EXERCISE DETAILS: Please copy every line with the string "data" from the entries below.

- - -

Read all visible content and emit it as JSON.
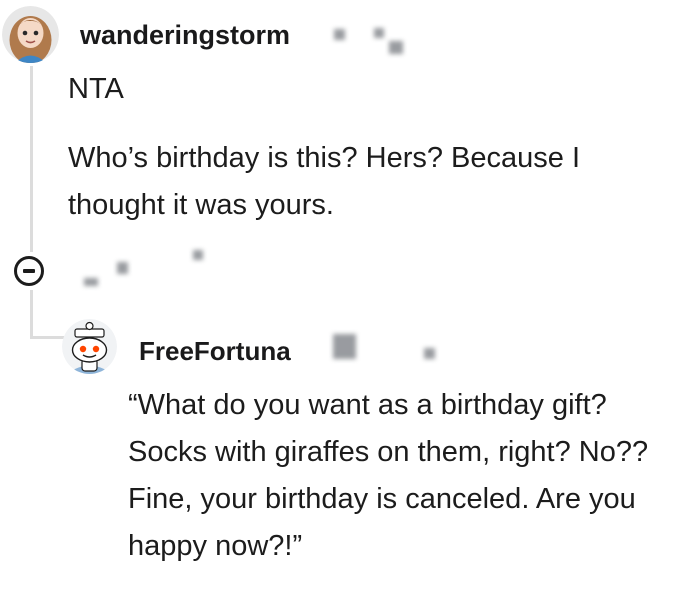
{
  "comments": [
    {
      "username": "wanderingstorm",
      "avatar_icon": "girl-avatar-icon",
      "paragraphs": [
        "NTA",
        "Who’s birthday is this? Hers? Because I thought it was yours."
      ]
    },
    {
      "username": "FreeFortuna",
      "avatar_icon": "snoo-avatar-icon",
      "paragraphs": [
        "“What do you want as a birthday gift? Socks with giraffes on them, right? No?? Fine, your birthday is canceled. Are you happy now?!”"
      ]
    }
  ],
  "collapse_icon": "collapse-thread-icon",
  "colors": {
    "text": "#1c1c1c",
    "thread_line": "#dcdcdc",
    "redaction": "#6e7278"
  }
}
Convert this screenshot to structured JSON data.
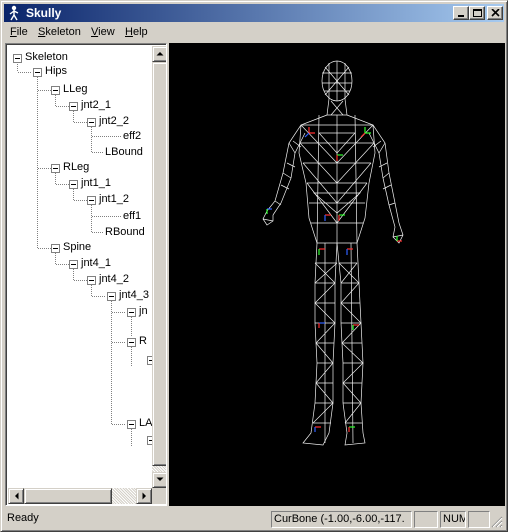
{
  "window": {
    "title": "Skully",
    "controls": {
      "minimize": "minimize",
      "maximize": "maximize",
      "close": "close"
    }
  },
  "menu": {
    "items": [
      {
        "accel": "F",
        "rest": "ile"
      },
      {
        "accel": "S",
        "rest": "keleton"
      },
      {
        "accel": "V",
        "rest": "iew"
      },
      {
        "accel": "H",
        "rest": "elp"
      }
    ]
  },
  "tree": {
    "nodes": [
      {
        "label": "Skeleton"
      },
      {
        "label": "Hips"
      },
      {
        "label": "LLeg"
      },
      {
        "label": "jnt2_1"
      },
      {
        "label": "jnt2_2"
      },
      {
        "label": "eff2"
      },
      {
        "label": "LBound"
      },
      {
        "label": "RLeg"
      },
      {
        "label": "jnt1_1"
      },
      {
        "label": "jnt1_2"
      },
      {
        "label": "eff1"
      },
      {
        "label": "RBound"
      },
      {
        "label": "Spine"
      },
      {
        "label": "jnt4_1"
      },
      {
        "label": "jnt4_2"
      },
      {
        "label": "jnt4_3"
      },
      {
        "label": "jn"
      },
      {
        "label": "R"
      },
      {
        "label": "LA"
      }
    ]
  },
  "status": {
    "ready": "Ready",
    "curbone": "CurBone (-1.00,-6.00,-117.",
    "num": "NUM"
  },
  "colors": {
    "titlebar_start": "#0a246a",
    "titlebar_end": "#a6caf0",
    "viewport_bg": "#000000",
    "wireframe": "#ffffff"
  }
}
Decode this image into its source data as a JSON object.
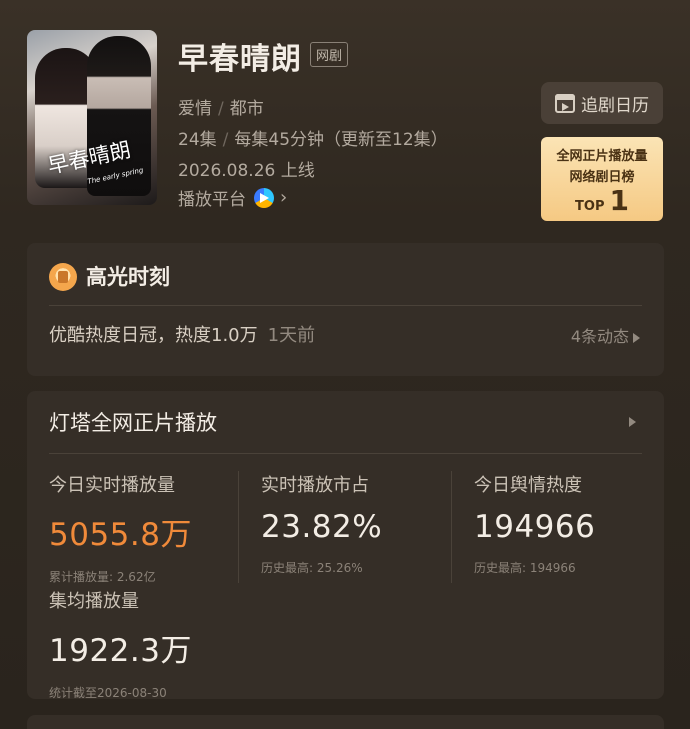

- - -

REPLY TO THE EXERCISE:
Convert this screenshot to structured JSON data.
Decode this image into its source data as a JSON object.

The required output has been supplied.